100 years after the birth of the Maestro Federico Fellini, Rimini celebrates him for a whole year with a series of initiatives starting from mid-December with an exhibition in the halls of Castel Sismondo. A traveling exhibition that, from December 14, 2019 until April 13, 2020, brings back memories, emotions, frames, scenes, suggestions from the extraordinary world of Fellini's imagination.
Designed by Studio Azzurro in Milan, the exhibition is set up in Castel Sismondo, part of the future headquarters of the Fellini Museum, and will revolve around three contents:
Unpublished and unseen material will be presented to recreate Fellini’s imaginary. They include materials from the Fondo Nino Rota, the famous composer who worked with Fellini in many of his films. In particular, a series of original notepads - where Rota wrote down the Master’s indications for the soundtrack to his directorial choices - will be exhibited for the first time.
Among the unpublished materials, there is the very first screenplay of what later would become Amarcord, entitled "Il Borgo", in a first draft, and the screenplay of 'Otto e mezzo' owned by Lina Wertmuller, who was assistant director in that film.
The ecclesiastical clothes of the film 'Rome' will walk the catwalk alongside the 'Casanova' costumes, for which the scenographer Danilo Donati won the Oscar. Also from Casanova’s set, the exhibition will include the original clapper board, loaned by the Fondazione Fellini of Sion, with which the Municipality of Rimini signed an agreement.

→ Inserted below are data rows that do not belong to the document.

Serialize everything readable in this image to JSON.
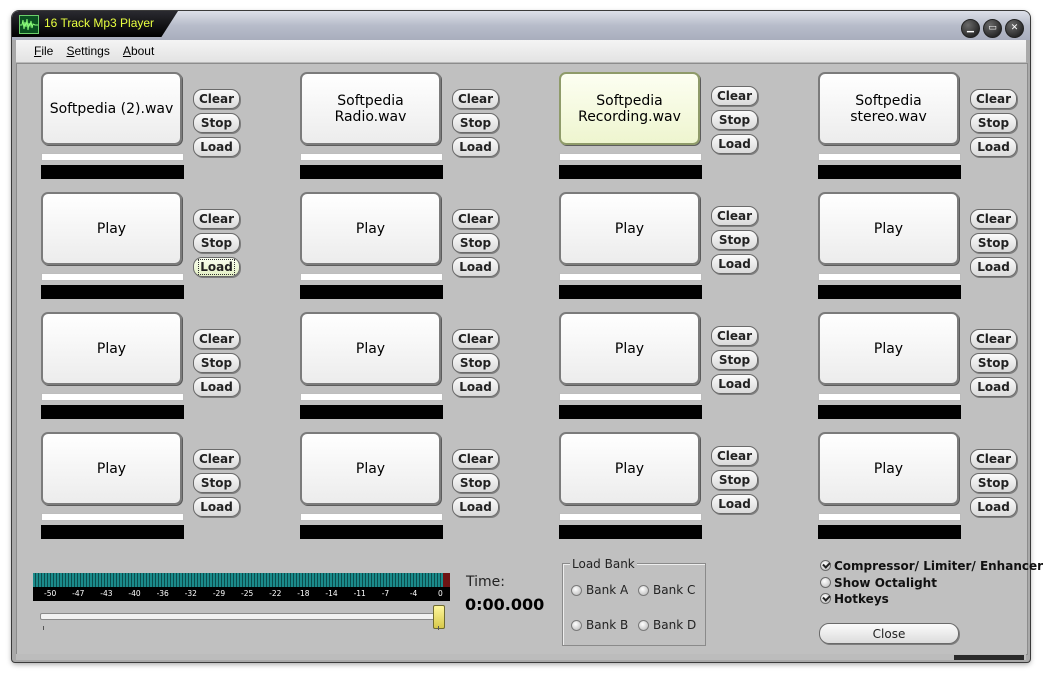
{
  "window": {
    "title": "16 Track Mp3 Player"
  },
  "menu": [
    {
      "label_u": "F",
      "label_rest": "ile"
    },
    {
      "label_u": "S",
      "label_rest": "ettings"
    },
    {
      "label_u": "A",
      "label_rest": "bout"
    }
  ],
  "slot_buttons": {
    "clear": "Clear",
    "stop": "Stop",
    "load": "Load"
  },
  "tracks": [
    {
      "label": "Softpedia (2).wav"
    },
    {
      "label": "Softpedia Radio.wav"
    },
    {
      "label": "Softpedia Recording.wav"
    },
    {
      "label": "Softpedia stereo.wav"
    },
    {
      "label": "Play"
    },
    {
      "label": "Play"
    },
    {
      "label": "Play"
    },
    {
      "label": "Play"
    },
    {
      "label": "Play"
    },
    {
      "label": "Play"
    },
    {
      "label": "Play"
    },
    {
      "label": "Play"
    },
    {
      "label": "Play"
    },
    {
      "label": "Play"
    },
    {
      "label": "Play"
    },
    {
      "label": "Play"
    }
  ],
  "meter": {
    "ticks": [
      "-50",
      "-47",
      "-43",
      "-40",
      "-36",
      "-32",
      "-29",
      "-25",
      "-22",
      "-18",
      "-14",
      "-11",
      "-7",
      "-4",
      "0"
    ]
  },
  "time": {
    "label": "Time:",
    "value": "0:00.000"
  },
  "load_bank": {
    "legend": "Load Bank",
    "options": [
      "Bank A",
      "Bank C",
      "Bank B",
      "Bank D"
    ]
  },
  "options": [
    {
      "label": "Compressor/ Limiter/ Enhancer",
      "checked": true
    },
    {
      "label": "Show Octalight",
      "checked": false
    },
    {
      "label": "Hotkeys",
      "checked": true
    }
  ],
  "close_label": "Close",
  "colors": {
    "title_text": "#e8ff40",
    "meter": "#1b8a8a",
    "active_pad": "#eef5cf"
  }
}
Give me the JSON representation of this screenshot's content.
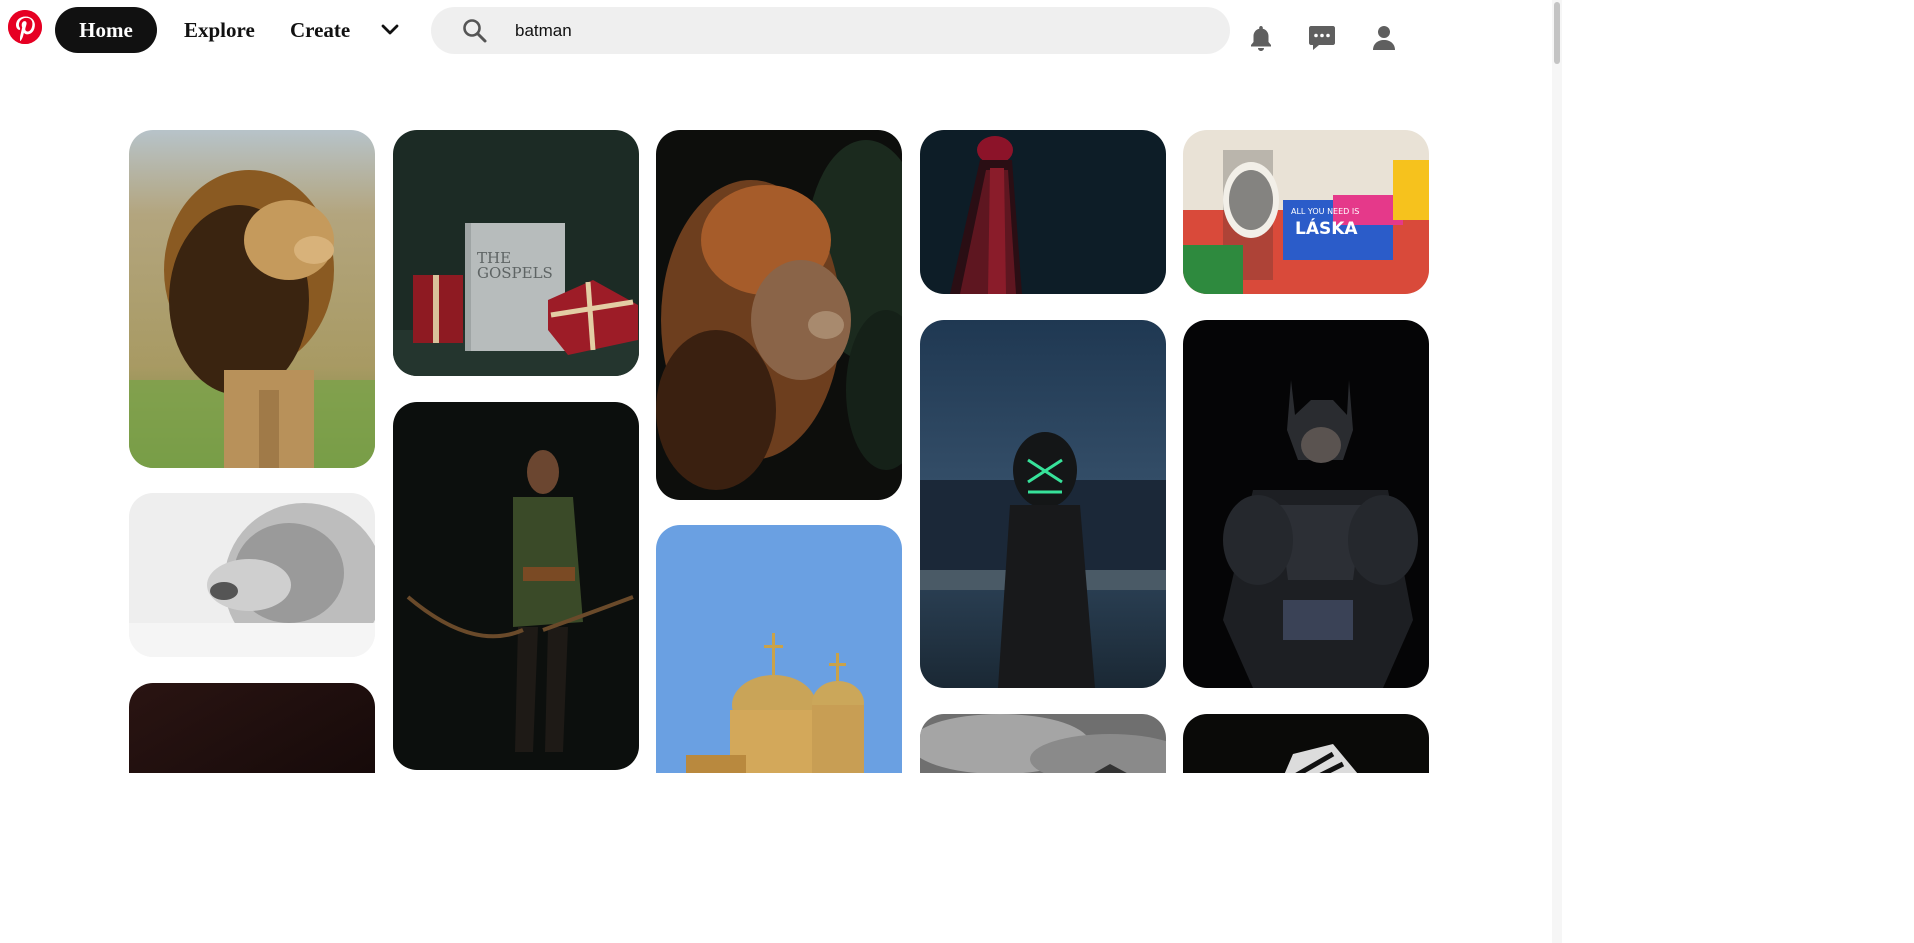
{
  "header": {
    "logo_icon": "pinterest-logo",
    "nav": {
      "home_label": "Home",
      "explore_label": "Explore",
      "create_label": "Create",
      "more_icon": "chevron-down-icon"
    },
    "search": {
      "icon": "search-icon",
      "value": "batman"
    },
    "icons": [
      "bell-icon",
      "chat-icon",
      "user-icon"
    ]
  },
  "pins": [
    {
      "name": "lion-roaring-field",
      "column": 1
    },
    {
      "name": "lion-black-white",
      "column": 1
    },
    {
      "name": "dark-red-pin",
      "column": 1
    },
    {
      "name": "gospels-book-gifts",
      "column": 2,
      "book_title": "THE\nGOSPELS"
    },
    {
      "name": "archer-man-dark",
      "column": 2
    },
    {
      "name": "lion-dark-leaves",
      "column": 3
    },
    {
      "name": "church-domes-blue-sky",
      "column": 3
    },
    {
      "name": "red-tower-night",
      "column": 4
    },
    {
      "name": "neon-mask-hoodie-city",
      "column": 4
    },
    {
      "name": "cloudy-sky-mountains",
      "column": 4
    },
    {
      "name": "lennon-graffiti-wall",
      "column": 5,
      "graffiti_text": [
        "ALL YOU NEED IS",
        "LÁSKA"
      ]
    },
    {
      "name": "batman-figure",
      "column": 5
    },
    {
      "name": "zebra-dark",
      "column": 5
    }
  ],
  "colors": {
    "brand": "#e60023",
    "nav_active_bg": "#111111",
    "search_bg": "#efefef"
  }
}
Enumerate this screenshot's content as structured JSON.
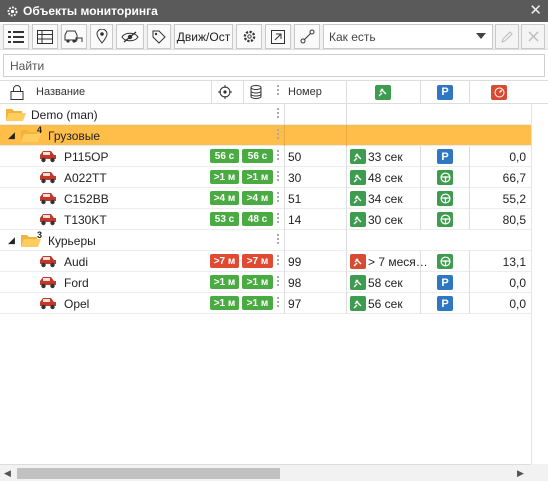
{
  "window": {
    "title": "Объекты мониторинга"
  },
  "toolbar": {
    "move_stop_label": "Движ/Ост",
    "mode_value": "Как есть",
    "buttons": [
      "list-icon",
      "table-icon",
      "vehicles-icon",
      "geofence-icon",
      "hide-icon",
      "tag-icon",
      "settings-icon",
      "export-icon",
      "route-icon",
      "edit-icon",
      "close-icon"
    ]
  },
  "search": {
    "placeholder": "Найти"
  },
  "columns": {
    "name": "Название",
    "number": "Номер"
  },
  "tree": {
    "root": "Demo (man)",
    "groups": [
      {
        "label": "Грузовые",
        "count": "4"
      },
      {
        "label": "Курьеры",
        "count": "3"
      }
    ]
  },
  "units": [
    {
      "name": "P115OP",
      "b1": "56 с",
      "b2": "56 с",
      "b1_color": "#4bab43",
      "b2_color": "#4bab43",
      "number": "50",
      "time": "33 сек",
      "sensor": "green",
      "value": "0,0"
    },
    {
      "name": "A022TT",
      "b1": ">1 м",
      "b2": ">1 м",
      "b1_color": "#4bab43",
      "b2_color": "#4bab43",
      "number": "30",
      "time": "48 сек",
      "sensor": "wheel",
      "value": "66,7"
    },
    {
      "name": "C152BB",
      "b1": ">4 м",
      "b2": ">4 м",
      "b1_color": "#4bab43",
      "b2_color": "#4bab43",
      "number": "51",
      "time": "34 сек",
      "sensor": "wheel",
      "value": "55,2"
    },
    {
      "name": "T130KT",
      "b1": "53 с",
      "b2": "48 с",
      "b1_color": "#4bab43",
      "b2_color": "#4bab43",
      "number": "14",
      "time": "30 сек",
      "sensor": "wheel",
      "value": "80,5"
    },
    {
      "name": "Audi",
      "b1": ">7 м",
      "b2": ">7 м",
      "b1_color": "#e04a32",
      "b2_color": "#e04a32",
      "number": "99",
      "time": "> 7 меся…",
      "sensor": "wheel",
      "value": "13,1"
    },
    {
      "name": "Ford",
      "b1": ">1 м",
      "b2": ">1 м",
      "b1_color": "#4bab43",
      "b2_color": "#4bab43",
      "number": "98",
      "time": "58 сек",
      "sensor": "parking",
      "value": "0,0"
    },
    {
      "name": "Opel",
      "b1": ">1 м",
      "b2": ">1 м",
      "b1_color": "#4bab43",
      "b2_color": "#4bab43",
      "number": "97",
      "time": "56 сек",
      "sensor": "parking",
      "value": "0,0"
    }
  ],
  "parking_label": "P",
  "colors": {
    "accent": "#ffbd4a",
    "titlebar": "#5a5a5a",
    "green": "#4bab43",
    "red": "#e04a32",
    "blue": "#2f77c0"
  }
}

On display also other loans from Elisabetta Catalano's photographic archive and from the private collections of two masters of photography, such as Tonino Delli Colli and Giuseppe Rotunno, while the repertoire images of the Istituto Luce and Teche Rai will run alongside the sequences of the films. From the archive of the Tonino Guerra Association the unpublished materials belonging to the poet, writer and screenwriter born in Santarcangelo in 1920, testimony of a human and professional encounter that has marked the Italian cinema and culture.